Hidden Danger: Point of View (POV)
My happiest discovery about point of view (POV) happened back in college, when my professor assigned Lorrie Moore’s “How To Be an Other Woman” and I fell in love with 2nd person. Moore’s irresistible story begins with the directive “Meet in expensive beige raincoats, on a pea-soupy night” and has a neglected, lovelorn protagonist who reminds herself: “You don’t have to put up with this: you were second runner-up at the Junior Prom.”
Some of us are not Lorrie Moore and cannot pull off 2nd person with panache. But what about 1st and 3rd? Those are workable choices, and the biggest difference between them is immediacy.
Consider the first line of Mary Doria Russell’s Children of God and the same sentence in different points of view:
A. “Sweating and nauseated, I sat on the edge of my bed with my head in what was left of my hands.” (First person)
B. “Sweating and nauseated, you sat on the edge of your bed with your head in what was left of your hands.” (Second person)
C. “Sweating and nauseated, Father Emilio Sandoz sat on the edge of his bed with his head in what was left in his hands.” (Third person)
We get painfully close with all three examples, obviously, but there’s a different kind of honesty, a willingness to divulge, and a risky potential for whining or self-absorption when Emilio tells us his story directly with “I” (A). We’re privy to the way his mind works, and how his thoughts might conflict with what he says or does. We can have quick changes for humor, or feel his despair directly. Yet there’s never any escaping experiencing the world through his perspective. If he lies to himself, he lies to the reader. That complication can be fascinating, or a mess.
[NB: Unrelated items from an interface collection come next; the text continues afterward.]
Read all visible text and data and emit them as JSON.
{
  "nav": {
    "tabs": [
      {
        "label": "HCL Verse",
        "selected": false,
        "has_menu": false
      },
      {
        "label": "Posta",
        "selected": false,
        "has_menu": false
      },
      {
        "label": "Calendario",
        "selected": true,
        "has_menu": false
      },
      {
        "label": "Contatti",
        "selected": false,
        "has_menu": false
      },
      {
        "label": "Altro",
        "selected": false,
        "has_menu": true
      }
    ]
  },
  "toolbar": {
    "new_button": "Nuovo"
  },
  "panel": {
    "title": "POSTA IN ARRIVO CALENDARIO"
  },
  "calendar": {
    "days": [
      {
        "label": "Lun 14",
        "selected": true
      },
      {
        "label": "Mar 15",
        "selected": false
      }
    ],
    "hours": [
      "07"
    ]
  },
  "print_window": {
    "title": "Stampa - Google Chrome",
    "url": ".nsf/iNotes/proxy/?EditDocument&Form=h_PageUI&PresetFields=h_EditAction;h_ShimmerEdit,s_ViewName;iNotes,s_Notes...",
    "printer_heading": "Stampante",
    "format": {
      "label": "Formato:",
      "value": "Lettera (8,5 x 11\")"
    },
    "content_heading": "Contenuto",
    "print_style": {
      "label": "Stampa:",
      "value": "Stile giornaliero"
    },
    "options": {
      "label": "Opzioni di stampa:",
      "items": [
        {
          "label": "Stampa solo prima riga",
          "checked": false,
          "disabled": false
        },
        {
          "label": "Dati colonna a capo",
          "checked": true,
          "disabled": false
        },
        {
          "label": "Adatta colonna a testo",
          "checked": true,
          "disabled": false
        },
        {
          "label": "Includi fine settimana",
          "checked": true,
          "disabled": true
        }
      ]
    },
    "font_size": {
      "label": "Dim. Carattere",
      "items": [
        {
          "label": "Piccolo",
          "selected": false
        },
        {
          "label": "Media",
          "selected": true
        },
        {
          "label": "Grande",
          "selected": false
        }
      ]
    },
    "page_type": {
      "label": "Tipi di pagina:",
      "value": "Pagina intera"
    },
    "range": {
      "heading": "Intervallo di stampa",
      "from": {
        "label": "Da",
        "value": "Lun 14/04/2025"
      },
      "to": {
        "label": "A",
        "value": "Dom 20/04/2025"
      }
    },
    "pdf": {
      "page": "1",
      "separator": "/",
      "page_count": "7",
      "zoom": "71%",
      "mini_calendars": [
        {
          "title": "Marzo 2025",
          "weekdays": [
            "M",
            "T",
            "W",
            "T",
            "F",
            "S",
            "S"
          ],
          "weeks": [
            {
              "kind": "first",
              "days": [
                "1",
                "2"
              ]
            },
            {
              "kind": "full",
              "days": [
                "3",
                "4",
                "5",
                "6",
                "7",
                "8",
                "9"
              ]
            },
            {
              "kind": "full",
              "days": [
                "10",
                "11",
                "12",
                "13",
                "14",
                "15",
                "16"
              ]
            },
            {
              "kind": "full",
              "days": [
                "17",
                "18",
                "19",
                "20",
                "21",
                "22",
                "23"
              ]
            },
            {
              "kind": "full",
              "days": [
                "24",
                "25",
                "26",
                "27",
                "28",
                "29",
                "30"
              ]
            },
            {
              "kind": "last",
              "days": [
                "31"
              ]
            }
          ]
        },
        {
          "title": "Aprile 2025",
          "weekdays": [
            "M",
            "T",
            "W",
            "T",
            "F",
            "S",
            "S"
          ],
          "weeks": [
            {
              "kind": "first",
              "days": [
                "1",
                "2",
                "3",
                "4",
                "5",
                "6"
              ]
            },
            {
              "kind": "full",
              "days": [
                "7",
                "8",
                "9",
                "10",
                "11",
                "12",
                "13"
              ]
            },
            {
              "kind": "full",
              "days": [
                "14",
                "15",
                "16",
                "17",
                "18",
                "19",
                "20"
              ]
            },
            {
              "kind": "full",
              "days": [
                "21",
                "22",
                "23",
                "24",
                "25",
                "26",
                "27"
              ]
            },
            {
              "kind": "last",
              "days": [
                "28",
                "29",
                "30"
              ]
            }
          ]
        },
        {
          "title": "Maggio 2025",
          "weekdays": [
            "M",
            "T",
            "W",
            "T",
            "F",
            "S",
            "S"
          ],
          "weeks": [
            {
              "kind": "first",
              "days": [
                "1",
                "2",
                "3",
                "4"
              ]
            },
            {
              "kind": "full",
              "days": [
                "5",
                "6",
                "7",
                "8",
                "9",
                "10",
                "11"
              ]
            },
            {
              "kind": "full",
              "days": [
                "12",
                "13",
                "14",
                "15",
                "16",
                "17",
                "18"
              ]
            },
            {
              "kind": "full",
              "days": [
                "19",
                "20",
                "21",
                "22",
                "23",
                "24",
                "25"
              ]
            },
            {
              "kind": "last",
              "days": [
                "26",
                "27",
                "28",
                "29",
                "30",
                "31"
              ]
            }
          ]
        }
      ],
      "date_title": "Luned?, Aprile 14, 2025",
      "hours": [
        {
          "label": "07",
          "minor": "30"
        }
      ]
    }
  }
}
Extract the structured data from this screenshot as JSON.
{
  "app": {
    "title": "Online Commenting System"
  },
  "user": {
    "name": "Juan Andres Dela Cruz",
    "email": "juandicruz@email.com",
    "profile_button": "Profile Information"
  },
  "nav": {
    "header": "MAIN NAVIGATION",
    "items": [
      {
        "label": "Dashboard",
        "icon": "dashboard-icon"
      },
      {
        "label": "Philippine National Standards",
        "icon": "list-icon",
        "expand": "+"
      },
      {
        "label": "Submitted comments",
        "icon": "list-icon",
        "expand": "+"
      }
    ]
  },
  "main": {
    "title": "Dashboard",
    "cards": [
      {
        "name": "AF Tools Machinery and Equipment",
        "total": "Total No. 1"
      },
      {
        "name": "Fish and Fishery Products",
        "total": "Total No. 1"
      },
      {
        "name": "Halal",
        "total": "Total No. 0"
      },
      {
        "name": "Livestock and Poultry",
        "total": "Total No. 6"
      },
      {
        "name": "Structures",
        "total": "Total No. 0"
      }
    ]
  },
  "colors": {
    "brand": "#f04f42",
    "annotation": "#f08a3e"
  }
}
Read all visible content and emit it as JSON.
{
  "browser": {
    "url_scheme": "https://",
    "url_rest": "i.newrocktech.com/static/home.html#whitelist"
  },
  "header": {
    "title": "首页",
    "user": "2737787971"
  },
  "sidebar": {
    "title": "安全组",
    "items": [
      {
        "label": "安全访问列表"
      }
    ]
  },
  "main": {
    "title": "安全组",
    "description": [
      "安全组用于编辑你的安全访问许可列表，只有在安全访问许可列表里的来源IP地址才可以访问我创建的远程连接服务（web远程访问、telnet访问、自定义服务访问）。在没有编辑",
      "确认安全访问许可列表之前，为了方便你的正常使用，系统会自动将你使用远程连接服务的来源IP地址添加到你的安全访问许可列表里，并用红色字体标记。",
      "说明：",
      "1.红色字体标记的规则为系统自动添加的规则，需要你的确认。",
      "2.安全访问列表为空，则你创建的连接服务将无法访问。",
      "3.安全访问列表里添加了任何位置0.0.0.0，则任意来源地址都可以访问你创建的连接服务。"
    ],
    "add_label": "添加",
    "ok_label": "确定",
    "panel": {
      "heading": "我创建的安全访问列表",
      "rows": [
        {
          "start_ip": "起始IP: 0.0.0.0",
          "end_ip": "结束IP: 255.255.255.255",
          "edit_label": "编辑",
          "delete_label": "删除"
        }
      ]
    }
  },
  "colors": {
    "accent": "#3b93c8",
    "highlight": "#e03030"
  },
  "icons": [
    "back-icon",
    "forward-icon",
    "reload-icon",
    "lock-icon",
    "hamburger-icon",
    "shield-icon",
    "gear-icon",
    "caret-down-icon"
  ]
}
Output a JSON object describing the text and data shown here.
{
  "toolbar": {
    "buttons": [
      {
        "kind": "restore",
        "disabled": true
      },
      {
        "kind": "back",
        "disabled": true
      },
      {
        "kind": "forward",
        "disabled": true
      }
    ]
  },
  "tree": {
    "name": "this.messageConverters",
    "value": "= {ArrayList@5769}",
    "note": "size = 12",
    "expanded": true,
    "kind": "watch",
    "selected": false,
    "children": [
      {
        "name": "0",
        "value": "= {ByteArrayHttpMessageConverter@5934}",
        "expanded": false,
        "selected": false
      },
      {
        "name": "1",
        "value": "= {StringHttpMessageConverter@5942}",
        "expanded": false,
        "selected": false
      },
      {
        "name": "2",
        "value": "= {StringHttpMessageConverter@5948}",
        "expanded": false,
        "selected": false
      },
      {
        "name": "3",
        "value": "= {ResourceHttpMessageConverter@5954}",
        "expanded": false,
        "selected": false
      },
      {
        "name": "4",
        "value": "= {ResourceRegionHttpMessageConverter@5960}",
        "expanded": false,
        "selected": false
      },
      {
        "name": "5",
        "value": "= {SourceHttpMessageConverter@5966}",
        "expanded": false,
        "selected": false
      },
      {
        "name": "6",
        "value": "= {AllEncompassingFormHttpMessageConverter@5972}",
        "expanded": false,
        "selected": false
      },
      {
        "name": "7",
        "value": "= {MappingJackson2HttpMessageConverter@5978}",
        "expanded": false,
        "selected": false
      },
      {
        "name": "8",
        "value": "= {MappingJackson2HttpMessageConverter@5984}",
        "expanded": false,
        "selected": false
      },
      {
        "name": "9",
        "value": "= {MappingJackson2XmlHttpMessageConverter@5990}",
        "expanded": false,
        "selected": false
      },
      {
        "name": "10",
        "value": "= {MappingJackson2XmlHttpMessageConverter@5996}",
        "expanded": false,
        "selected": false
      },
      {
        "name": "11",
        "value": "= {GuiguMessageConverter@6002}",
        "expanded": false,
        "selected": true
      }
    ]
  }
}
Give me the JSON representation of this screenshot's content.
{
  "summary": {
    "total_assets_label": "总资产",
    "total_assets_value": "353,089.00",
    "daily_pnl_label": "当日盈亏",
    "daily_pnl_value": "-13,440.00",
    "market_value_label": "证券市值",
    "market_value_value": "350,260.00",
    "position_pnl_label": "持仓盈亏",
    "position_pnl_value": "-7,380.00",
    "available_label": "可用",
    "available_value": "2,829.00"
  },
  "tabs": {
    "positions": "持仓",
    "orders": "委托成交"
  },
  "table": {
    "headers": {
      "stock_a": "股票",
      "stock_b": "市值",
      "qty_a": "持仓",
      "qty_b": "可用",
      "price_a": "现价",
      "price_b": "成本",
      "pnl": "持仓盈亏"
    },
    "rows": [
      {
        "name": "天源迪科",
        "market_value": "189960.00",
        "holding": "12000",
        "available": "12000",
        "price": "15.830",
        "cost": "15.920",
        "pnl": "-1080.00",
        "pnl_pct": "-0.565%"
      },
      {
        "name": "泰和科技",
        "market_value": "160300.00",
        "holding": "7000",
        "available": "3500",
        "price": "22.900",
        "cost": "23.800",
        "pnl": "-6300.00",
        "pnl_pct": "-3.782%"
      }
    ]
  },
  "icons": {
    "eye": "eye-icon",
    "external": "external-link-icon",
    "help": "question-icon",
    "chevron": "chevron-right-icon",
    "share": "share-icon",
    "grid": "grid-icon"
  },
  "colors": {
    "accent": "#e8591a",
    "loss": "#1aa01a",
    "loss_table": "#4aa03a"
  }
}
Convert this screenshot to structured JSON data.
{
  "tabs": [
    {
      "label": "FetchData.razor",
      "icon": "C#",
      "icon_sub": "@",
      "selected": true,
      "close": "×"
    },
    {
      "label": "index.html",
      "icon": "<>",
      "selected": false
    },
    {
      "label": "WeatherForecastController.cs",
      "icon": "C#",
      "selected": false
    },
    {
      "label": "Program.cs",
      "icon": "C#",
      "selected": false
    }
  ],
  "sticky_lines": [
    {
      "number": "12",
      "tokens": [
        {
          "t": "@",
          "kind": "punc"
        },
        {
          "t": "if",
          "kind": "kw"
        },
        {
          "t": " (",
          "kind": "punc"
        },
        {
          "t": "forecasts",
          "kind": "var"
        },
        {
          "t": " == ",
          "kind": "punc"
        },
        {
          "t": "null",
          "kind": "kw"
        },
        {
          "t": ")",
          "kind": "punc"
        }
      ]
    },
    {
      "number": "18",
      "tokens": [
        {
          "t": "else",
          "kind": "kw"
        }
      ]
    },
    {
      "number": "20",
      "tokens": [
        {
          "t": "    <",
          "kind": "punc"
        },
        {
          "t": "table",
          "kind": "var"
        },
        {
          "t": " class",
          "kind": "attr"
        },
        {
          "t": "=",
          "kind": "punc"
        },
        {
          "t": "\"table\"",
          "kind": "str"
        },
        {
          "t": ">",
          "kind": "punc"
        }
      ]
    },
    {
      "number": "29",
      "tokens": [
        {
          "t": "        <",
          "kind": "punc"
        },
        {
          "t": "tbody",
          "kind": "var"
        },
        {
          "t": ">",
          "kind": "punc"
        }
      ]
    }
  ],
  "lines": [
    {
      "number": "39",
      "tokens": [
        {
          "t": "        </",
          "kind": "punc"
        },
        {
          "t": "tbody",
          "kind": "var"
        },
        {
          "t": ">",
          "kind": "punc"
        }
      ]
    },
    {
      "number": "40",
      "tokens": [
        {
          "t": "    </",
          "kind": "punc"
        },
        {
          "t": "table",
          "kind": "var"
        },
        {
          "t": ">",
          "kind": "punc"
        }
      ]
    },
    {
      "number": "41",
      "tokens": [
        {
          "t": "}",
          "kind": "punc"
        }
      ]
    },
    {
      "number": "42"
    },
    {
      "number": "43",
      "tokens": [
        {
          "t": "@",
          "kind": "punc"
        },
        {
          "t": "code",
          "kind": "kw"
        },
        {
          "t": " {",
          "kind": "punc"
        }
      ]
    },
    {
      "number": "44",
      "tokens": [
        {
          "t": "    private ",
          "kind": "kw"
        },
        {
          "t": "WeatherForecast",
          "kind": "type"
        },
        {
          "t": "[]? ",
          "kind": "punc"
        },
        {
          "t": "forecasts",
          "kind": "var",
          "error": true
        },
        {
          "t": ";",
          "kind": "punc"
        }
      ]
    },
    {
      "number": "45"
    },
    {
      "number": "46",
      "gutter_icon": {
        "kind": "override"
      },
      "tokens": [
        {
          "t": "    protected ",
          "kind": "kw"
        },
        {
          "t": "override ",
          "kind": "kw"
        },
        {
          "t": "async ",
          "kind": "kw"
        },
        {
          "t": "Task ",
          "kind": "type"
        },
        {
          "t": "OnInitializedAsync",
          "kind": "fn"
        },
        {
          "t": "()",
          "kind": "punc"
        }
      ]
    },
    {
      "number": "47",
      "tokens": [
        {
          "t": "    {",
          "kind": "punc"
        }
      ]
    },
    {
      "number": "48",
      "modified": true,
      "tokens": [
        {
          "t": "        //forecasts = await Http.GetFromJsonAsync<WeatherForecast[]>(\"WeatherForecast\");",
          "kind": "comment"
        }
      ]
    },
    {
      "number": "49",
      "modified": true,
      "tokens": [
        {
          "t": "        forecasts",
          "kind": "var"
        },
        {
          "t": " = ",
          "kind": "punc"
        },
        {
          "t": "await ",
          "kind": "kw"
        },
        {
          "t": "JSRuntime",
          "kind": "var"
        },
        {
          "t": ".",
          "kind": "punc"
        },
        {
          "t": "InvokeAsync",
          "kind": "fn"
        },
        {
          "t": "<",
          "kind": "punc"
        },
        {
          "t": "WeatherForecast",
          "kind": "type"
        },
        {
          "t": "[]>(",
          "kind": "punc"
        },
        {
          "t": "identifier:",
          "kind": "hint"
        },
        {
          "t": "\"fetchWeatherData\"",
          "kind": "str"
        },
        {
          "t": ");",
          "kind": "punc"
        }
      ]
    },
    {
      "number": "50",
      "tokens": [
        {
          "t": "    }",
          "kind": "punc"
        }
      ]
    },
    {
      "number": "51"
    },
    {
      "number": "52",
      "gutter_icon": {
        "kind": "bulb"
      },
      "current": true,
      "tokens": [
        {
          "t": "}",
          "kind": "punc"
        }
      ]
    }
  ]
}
Second person (B) sounds just crazy nuts.
With third person (C), Emilio has a little dignity because the writer serves as a witness reporting the event. We’re invited to feel Emilio’s agony, but we’re allowed to have a little impolite, dispassionate curiosity, too, because we trust that the author, not Emilio himself, is telling the story. We can still get Emilio’s thoughts and feelings, and know if he lies, but there’s a controlled neutrality about the way we get that information. There’s also the implied possibility that Emilio can die, which isn’t possible for a person telling the story as “I” unless the narrator is a ghost (The Lovely Bones) or the writer is really breaking form. Because of the death factor alone, I’d say it’s more dangerous for a character to be in a third person POV. Russell’s book, incidentally, is written in third (C), and indeed, her character Emilio is in such rough shape that it would be hard for him to narrate a coherent description of events.
It’s no accident that many young adult novels these days are written in first person, when it so quickly establishes how a narrator thinks. First person lends itself especially well to a character who is thinking fast, possibly in fragments, on the spot, in a stressful situation. We know Katniss from The Hunger Games, for instance, in first person. First person works brilliantly when the protagonist has a lively, interesting mind, and it’s a riot to write with a funny character. On the down side, first person can limit vocabulary if the protagonist has a limited or non-standard education. Alice Walker gets around this by giving her characters without traditional educations the words they would use if they knew them, so there are ways to manage, but having education line up with how a person sounds when they think out loud is one of the things I enjoy most and I wouldn’t want to give that up.
For Birthmarked, I used third person because it felt natural and seemed to fit Gaia, who does things I am not morally comfortable with, like taking babies from their mothers. I was concerned that her actions would seem so cold that no reader would like her, and I needed the filter of third person so that the cruelty wasn’t part of her own, inner mental voice. When she begins to question things (“This was far worse than she’d imagined it could be”), there’s a play between Gaia’s understanding of events and the reader’s understanding. A little bit of distance gave me better control, plus I had no restrictions on vocabulary.
Like other aspects of writing fiction, point of view is a tool to consider, but I find it is intricately woven up with character and plot and setting. It’s not an arbitrary choice writers make on page one and then simply stick with. I like how Homer switches points of view from first to third for the last section of The Odyssey, when Odysseus is no longer perpetually bragging and there’s a chance one of those suitor’s arrows might kill him dead. 2,600 years later, POV still offers danger.